Despite my efforts, I never was able to send the message via the PdF website, so I decide to visit their location in my hometown of Braga, just this past Friday with my printout in hand.
Luckily, this is a VERY efficient government office. There are a lot of stations staffed by helpful and patient people. And though most don’t speak English, Google Translate is my close companion.
I arrived around 9:30 am and took a ticket for one of the queues. Once called, the woman at that station indicated that I had not taken the right type of ticket. I chose the wrong letter for the type of change I needed to discuss. I was placed into the yellow queue for the next available person.
When it was my turn again, I showed the agent my request document. This was super helpful in getting past stage 1 – a basic understanding of my request. He disappeared into the back.
When he returned, he tried to explain (in Portuguese, of course) that he could not help me, and something about Lisbon. I could not understand, but we kept trying to communicate through Google. In the end, he found the instruction document (link above) in both Portuguese and English and printed them both. Together we found the corresponding paragraph with the instructions on how to request the change. Thank God for his patience and tenacity to find this approach to explain it to me.
Armed with the instructions, I called again on the PRISMAAT’s Angels for assistance.
I headed over to their offices where Nuno Cerqueira was ready to assist.

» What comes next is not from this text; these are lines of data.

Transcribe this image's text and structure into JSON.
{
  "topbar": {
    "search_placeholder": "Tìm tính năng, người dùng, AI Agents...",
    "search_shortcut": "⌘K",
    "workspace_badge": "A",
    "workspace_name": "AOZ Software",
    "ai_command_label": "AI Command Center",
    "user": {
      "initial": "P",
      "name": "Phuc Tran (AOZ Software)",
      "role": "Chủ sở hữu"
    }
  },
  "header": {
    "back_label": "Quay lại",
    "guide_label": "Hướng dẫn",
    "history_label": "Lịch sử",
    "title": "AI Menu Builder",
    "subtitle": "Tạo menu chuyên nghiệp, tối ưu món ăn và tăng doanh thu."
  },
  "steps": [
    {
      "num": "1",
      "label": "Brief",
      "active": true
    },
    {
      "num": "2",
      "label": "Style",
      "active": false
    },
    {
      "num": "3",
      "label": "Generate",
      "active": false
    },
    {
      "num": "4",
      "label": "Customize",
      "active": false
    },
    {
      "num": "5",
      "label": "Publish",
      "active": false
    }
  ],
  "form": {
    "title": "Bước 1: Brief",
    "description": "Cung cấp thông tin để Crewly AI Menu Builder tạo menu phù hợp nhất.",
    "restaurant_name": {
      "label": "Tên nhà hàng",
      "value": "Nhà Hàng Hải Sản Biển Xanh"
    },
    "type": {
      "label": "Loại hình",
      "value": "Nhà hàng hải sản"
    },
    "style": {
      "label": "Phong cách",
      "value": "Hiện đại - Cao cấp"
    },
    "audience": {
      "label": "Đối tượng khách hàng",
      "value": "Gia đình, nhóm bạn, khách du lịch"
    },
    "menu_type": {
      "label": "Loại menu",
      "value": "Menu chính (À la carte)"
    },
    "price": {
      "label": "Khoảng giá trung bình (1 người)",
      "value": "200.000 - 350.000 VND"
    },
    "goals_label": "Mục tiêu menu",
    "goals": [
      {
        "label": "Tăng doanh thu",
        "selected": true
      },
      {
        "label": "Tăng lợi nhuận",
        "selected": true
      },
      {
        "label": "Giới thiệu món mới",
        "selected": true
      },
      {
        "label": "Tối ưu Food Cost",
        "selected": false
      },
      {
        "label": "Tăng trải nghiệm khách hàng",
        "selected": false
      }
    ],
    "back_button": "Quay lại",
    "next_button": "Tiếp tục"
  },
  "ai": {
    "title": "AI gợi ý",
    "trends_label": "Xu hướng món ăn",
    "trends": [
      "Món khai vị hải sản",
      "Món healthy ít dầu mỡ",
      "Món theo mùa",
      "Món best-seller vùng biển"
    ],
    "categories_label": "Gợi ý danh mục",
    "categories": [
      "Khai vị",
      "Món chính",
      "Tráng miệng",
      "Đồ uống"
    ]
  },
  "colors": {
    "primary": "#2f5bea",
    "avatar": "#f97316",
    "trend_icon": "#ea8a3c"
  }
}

The critical paperwork that needed to be mailed to Lisbon is a document that each business has filed with the government. It can be found at the ePortugal website. It is called the Certidão Permanente and it has all of the basic facts about the business, including a list of the managing partners. In my case, this document proves that I own/manage GHCC which justifies my 802 NHR code.
Of course, when we went to find the certidão permanente for Green Hat, it appeared that my login to the website had expired. As it turned out, it was going to take a few hours to get a fresh login. Nuno volunteered to baby-sit that processes. Meanwhile, we prepped the request letter and envelope. Nuno was able to reuse the accountant’s original text and wrap that request in some nice, professional Portuguese wording (way beyond my grasp of the language). Once he had the login, he could pull down the certidão permanente, print it, and include it in our letter to the Lisbon PdF office.
Bonus lesson for the day: I learned about Portuguese mailboxes. In passing, Nuno mentioned that he would send the letter via blue post. “What is blue post?” I asked. He explained. Scattered around Portugal you will find pairs of cylinders that look like overgrown fire hydrants. One red, the other blue. These are mailboxes. Correio azul (blue) is airmail which offers1-day Portugal delivery (not international). Red is normal mail. Slower, but costing a bit less. Finally, after nearly a year, I was able to gain real clarity on what those blue and red CTT post office boxes were for!
So… part one of the mission is accomplished. The letter has gone out. We’ve delayed my September salary for a few days. We have until the 8th to get the high-value code approved. After that, my salary MUST be taxed at the higher rate – at least for this month.
Stay tuned as the story unfolds.
Post Script – Wrinkle #5
I told my story today to a colleague at lunch. He is here on a work visa from another country, but also with NHR status and also waiting on a high-value profession code. The HR team here where we work has warned him that it could take up to a YEAR (!!!) to be given the high-value code. However, once the code is granted, it is retroactive, and you can file a special tax refund form. (The silver lining under wrinkle #5). Not sure if this timeline also applies in my case, but we shall see. Stay tuned.